__ASSIGNMENT__
Quote only the lines that start at the line with "What's the underlying" and run to the end of the entries; omit the pictures.

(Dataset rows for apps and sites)
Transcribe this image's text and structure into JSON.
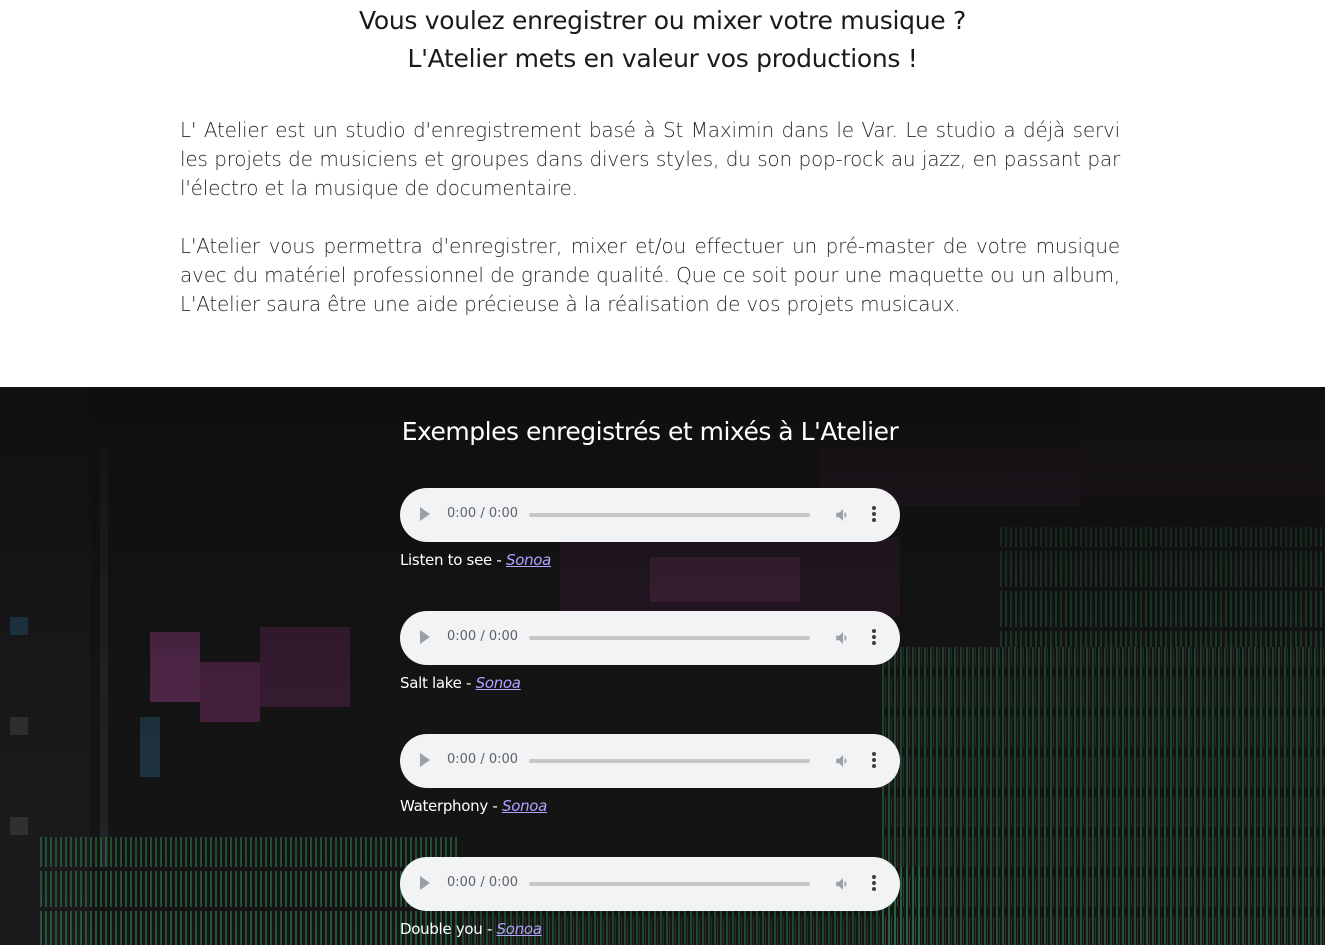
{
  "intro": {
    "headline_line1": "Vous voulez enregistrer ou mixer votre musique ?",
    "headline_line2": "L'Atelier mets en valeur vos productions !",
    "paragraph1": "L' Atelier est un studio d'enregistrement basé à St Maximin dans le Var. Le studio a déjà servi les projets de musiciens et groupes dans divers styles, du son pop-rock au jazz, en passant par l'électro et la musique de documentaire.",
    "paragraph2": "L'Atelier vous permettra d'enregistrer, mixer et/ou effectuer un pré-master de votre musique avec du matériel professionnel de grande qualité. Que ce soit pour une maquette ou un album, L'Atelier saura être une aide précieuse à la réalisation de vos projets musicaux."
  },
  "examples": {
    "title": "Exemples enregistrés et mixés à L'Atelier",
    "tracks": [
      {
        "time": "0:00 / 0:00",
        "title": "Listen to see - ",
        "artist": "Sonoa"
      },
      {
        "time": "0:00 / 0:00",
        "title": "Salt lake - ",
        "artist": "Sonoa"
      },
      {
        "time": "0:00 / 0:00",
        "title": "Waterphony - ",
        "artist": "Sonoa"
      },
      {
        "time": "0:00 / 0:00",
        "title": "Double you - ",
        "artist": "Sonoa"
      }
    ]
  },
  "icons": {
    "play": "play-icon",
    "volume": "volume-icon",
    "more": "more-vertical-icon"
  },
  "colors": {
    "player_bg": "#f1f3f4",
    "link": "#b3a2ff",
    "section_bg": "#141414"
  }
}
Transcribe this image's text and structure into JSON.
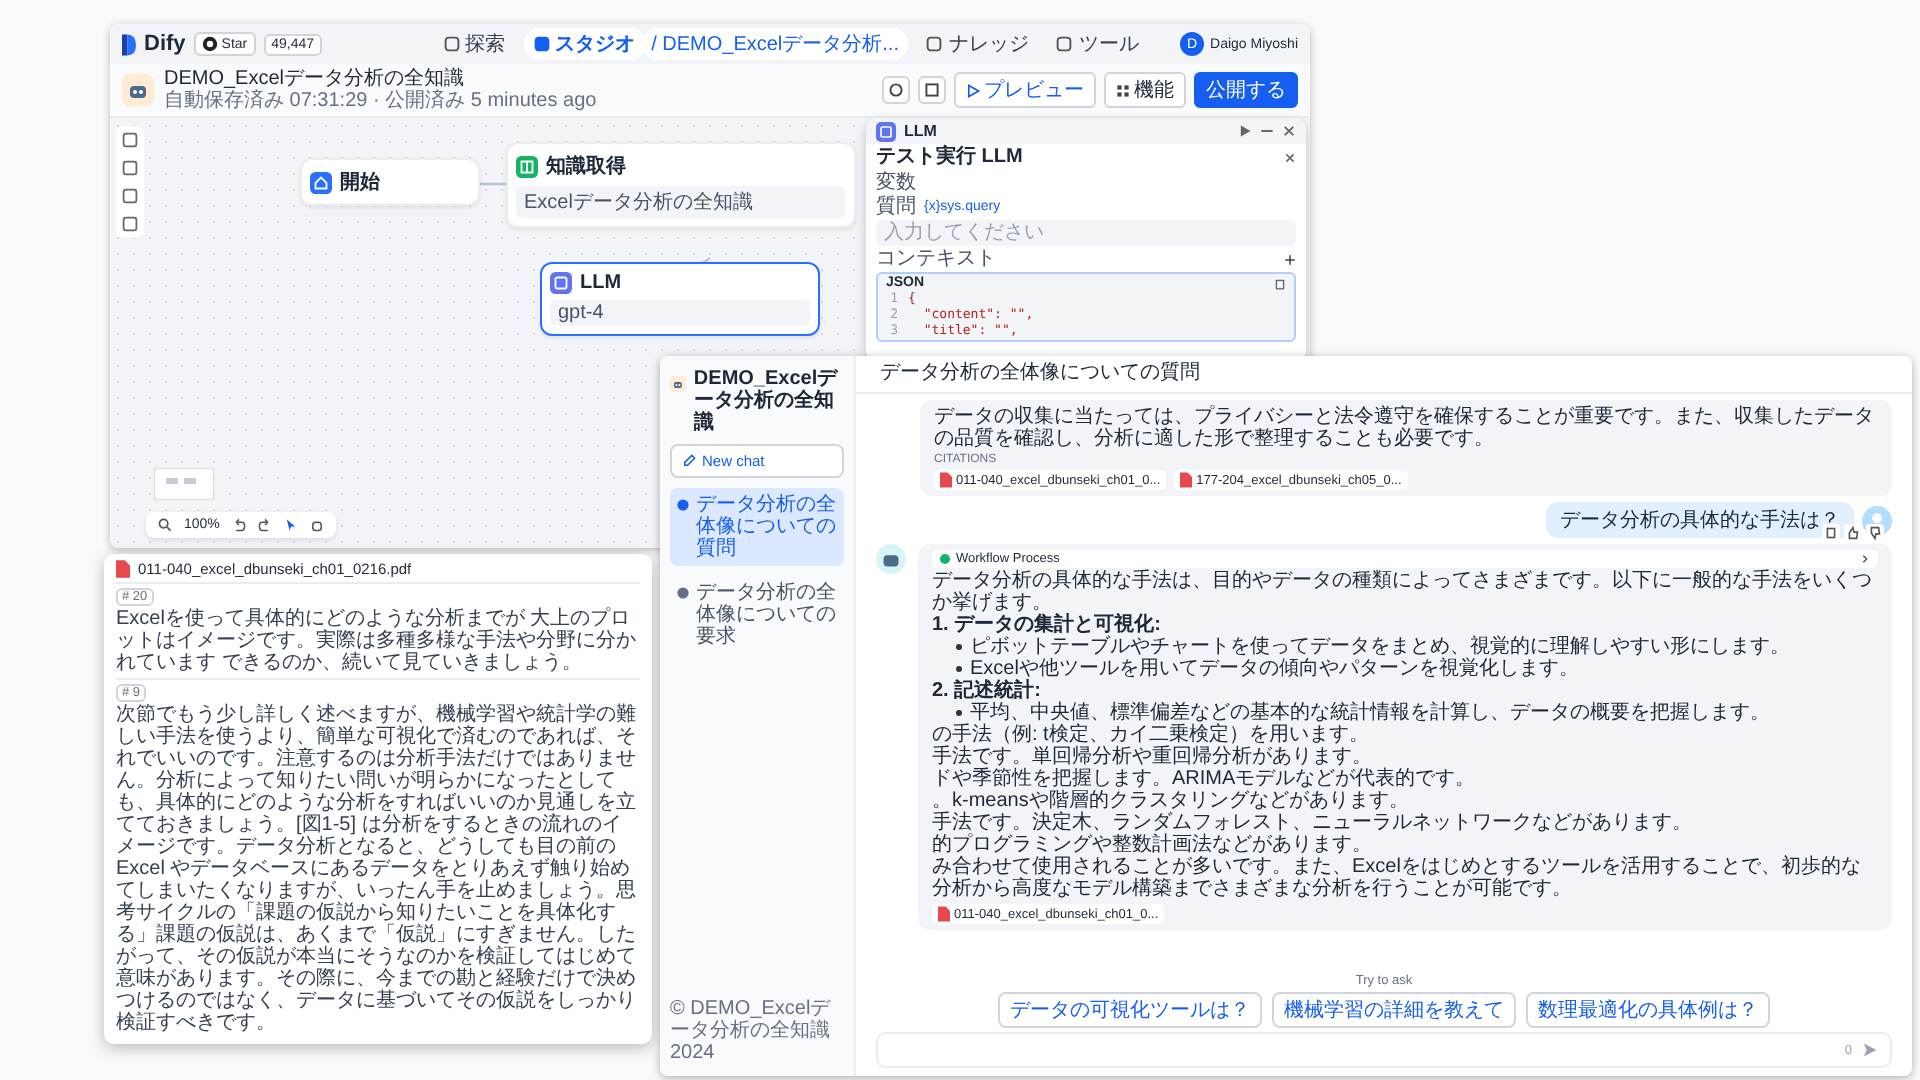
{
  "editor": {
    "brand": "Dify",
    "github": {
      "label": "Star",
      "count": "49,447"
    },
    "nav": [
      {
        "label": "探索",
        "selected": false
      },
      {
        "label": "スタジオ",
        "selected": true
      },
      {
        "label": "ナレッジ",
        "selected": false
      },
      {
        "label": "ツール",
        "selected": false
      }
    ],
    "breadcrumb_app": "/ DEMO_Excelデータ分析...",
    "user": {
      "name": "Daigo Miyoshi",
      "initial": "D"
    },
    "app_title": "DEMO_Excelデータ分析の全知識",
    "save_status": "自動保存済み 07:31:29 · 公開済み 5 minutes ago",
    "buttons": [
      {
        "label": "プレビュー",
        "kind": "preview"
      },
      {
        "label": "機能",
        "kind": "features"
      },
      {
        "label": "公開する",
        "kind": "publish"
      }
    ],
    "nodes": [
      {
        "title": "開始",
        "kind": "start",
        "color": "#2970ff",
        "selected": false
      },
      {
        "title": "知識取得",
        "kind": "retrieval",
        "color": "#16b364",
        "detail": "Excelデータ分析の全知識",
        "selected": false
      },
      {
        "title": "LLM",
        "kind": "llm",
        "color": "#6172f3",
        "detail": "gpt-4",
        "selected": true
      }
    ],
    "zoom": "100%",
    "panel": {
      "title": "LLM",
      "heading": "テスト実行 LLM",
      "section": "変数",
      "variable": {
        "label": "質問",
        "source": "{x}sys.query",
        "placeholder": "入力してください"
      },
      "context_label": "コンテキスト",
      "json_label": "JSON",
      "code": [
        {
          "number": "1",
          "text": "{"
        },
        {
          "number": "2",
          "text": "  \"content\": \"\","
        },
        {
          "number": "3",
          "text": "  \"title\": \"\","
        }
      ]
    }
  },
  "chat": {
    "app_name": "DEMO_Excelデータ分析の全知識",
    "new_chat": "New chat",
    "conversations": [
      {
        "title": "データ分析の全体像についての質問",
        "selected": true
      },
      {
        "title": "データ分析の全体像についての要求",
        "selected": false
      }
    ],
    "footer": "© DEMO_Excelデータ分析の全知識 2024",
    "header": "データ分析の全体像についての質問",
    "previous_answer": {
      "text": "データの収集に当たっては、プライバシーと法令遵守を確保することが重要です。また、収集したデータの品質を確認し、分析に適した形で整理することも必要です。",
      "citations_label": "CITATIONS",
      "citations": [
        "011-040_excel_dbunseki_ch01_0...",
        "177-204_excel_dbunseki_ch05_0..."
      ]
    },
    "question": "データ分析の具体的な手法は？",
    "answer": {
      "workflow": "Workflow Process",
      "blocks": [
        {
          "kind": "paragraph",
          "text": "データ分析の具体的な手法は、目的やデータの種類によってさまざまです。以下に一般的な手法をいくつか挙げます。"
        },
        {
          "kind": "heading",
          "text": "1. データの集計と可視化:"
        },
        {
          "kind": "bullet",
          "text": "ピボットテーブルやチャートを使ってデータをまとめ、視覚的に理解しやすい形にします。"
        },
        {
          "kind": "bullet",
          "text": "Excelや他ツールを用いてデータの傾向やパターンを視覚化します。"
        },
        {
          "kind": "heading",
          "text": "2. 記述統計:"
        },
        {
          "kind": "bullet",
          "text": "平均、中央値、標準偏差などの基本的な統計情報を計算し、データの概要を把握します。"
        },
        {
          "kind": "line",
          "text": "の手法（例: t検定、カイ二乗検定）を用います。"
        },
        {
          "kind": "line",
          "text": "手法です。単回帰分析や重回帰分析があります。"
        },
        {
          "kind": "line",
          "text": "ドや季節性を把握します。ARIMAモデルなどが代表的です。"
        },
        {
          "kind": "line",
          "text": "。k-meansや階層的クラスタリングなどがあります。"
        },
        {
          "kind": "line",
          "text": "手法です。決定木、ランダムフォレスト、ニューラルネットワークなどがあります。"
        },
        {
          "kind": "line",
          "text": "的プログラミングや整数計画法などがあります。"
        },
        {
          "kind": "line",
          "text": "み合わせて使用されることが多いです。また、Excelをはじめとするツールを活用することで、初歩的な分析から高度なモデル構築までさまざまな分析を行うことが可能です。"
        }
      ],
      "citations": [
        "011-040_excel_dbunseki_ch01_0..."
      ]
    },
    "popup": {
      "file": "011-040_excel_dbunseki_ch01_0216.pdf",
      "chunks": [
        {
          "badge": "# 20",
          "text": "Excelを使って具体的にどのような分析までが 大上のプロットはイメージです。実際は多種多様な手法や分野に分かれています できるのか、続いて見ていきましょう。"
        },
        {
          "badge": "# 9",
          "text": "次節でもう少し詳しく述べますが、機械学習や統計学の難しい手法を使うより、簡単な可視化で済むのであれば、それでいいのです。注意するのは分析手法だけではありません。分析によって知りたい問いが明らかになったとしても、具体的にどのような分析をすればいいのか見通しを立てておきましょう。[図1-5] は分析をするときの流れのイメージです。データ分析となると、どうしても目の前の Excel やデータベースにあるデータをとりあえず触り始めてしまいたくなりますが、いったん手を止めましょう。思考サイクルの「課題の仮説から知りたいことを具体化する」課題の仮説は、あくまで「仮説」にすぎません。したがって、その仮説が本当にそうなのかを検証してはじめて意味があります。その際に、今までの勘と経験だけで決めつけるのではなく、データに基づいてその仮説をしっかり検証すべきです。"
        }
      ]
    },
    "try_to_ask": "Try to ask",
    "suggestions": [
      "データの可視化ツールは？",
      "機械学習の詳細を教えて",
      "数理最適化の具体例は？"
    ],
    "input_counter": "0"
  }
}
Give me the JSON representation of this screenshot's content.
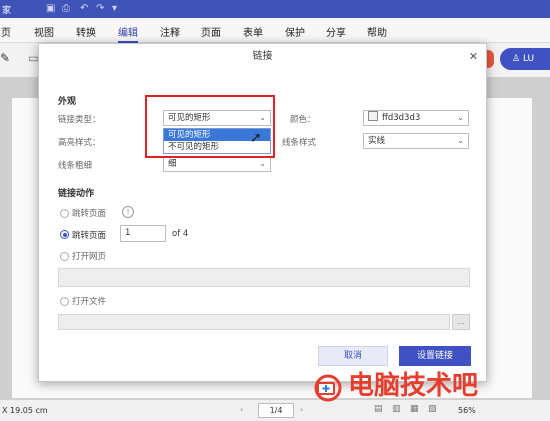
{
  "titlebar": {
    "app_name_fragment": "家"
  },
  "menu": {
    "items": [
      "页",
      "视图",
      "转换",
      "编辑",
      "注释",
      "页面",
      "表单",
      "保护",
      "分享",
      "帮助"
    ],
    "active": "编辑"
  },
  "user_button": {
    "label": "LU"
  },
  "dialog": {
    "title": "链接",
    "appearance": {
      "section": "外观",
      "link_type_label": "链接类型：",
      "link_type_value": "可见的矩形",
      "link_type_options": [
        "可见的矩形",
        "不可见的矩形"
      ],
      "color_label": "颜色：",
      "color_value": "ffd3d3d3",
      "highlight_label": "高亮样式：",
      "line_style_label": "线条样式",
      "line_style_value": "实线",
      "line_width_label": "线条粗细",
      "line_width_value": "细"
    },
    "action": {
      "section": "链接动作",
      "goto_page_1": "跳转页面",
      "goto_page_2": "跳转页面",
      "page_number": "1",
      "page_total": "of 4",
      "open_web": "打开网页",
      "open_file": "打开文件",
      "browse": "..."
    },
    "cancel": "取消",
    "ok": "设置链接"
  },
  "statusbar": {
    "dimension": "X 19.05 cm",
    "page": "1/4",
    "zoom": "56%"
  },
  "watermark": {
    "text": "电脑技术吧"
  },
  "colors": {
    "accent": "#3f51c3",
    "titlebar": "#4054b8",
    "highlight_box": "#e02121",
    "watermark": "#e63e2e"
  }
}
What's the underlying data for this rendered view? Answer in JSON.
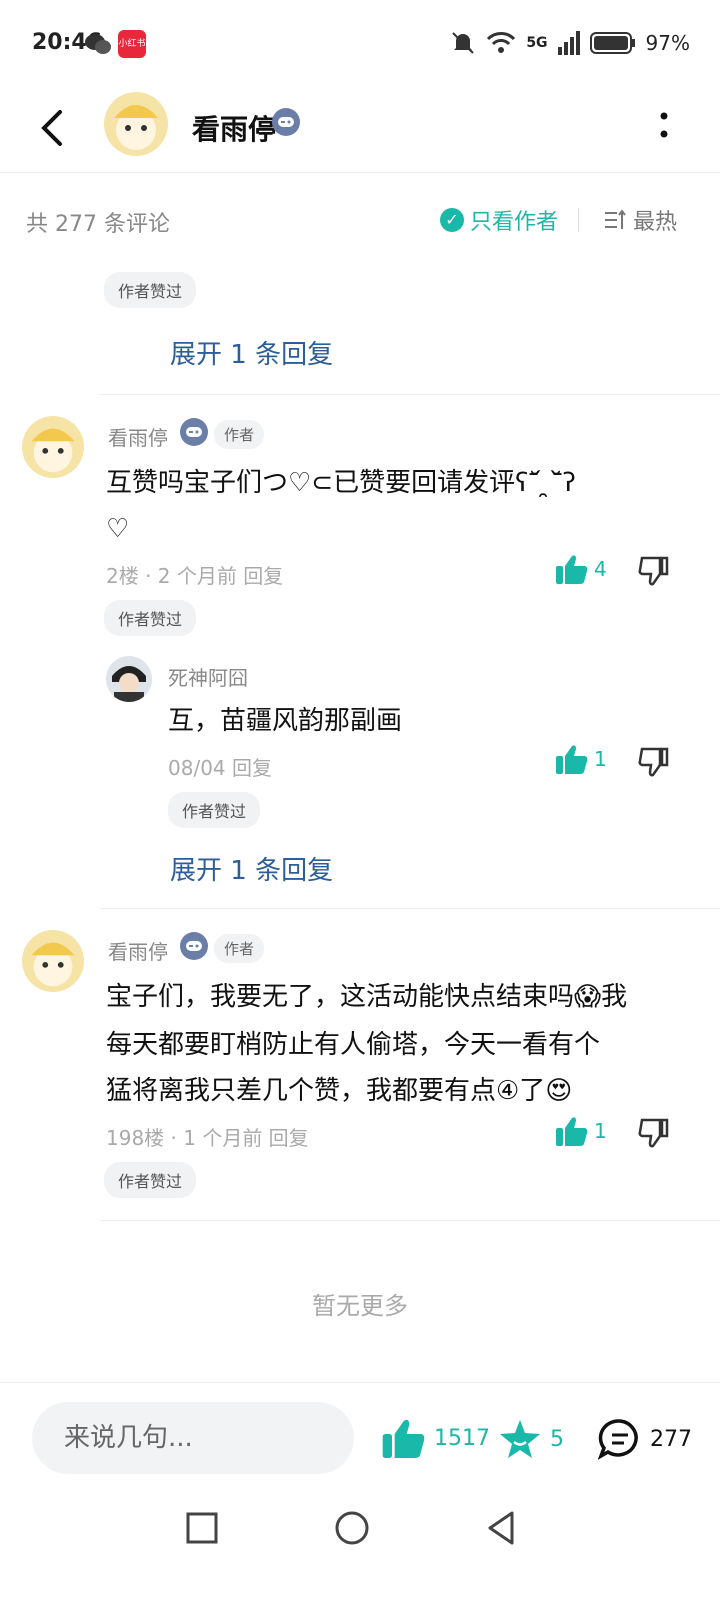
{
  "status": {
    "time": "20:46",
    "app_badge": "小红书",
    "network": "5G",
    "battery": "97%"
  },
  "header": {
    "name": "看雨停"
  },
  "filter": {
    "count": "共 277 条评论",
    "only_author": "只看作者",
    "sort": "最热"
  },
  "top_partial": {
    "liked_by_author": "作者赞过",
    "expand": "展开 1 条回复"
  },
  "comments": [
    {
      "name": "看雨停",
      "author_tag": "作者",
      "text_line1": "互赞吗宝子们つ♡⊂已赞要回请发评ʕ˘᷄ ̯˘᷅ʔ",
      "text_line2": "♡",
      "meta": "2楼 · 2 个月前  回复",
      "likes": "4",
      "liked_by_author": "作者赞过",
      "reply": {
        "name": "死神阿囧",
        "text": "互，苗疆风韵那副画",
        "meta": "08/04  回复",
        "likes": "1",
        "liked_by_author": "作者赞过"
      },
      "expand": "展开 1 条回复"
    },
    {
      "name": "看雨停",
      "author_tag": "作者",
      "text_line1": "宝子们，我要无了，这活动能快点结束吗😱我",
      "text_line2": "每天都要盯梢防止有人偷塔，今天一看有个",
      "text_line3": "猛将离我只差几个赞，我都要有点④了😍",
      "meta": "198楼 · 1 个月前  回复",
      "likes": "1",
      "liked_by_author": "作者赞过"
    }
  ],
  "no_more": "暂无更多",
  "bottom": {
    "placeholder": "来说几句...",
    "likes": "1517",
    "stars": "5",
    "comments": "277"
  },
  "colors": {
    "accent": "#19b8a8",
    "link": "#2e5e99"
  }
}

__RESULT OF THIS TASK__
What's the underlying data for this rendered view? Answer in JSON.
{
  "status": {
    "time": "20:46",
    "app_badge": "小红书",
    "network": "5G",
    "battery": "97%"
  },
  "header": {
    "name": "看雨停"
  },
  "filter": {
    "count": "共 277 条评论",
    "only_author": "只看作者",
    "sort": "最热"
  },
  "top_partial": {
    "liked_by_author": "作者赞过",
    "expand": "展开 1 条回复"
  },
  "comments": [
    {
      "name": "看雨停",
      "author_tag": "作者",
      "text_line1": "互赞吗宝子们つ♡⊂已赞要回请发评ʕ˘᷄ ̯˘᷅ʔ",
      "text_line2": "♡",
      "meta": "2楼 · 2 个月前  回复",
      "likes": "4",
      "liked_by_author": "作者赞过",
      "reply": {
        "name": "死神阿囧",
        "text": "互，苗疆风韵那副画",
        "meta": "08/04  回复",
        "likes": "1",
        "liked_by_author": "作者赞过"
      },
      "expand": "展开 1 条回复"
    },
    {
      "name": "看雨停",
      "author_tag": "作者",
      "text_line1": "宝子们，我要无了，这活动能快点结束吗😱我",
      "text_line2": "每天都要盯梢防止有人偷塔，今天一看有个",
      "text_line3": "猛将离我只差几个赞，我都要有点④了😍",
      "meta": "198楼 · 1 个月前  回复",
      "likes": "1",
      "liked_by_author": "作者赞过"
    }
  ],
  "no_more": "暂无更多",
  "bottom": {
    "placeholder": "来说几句...",
    "likes": "1517",
    "stars": "5",
    "comments": "277"
  },
  "colors": {
    "accent": "#19b8a8",
    "link": "#2e5e99"
  }
}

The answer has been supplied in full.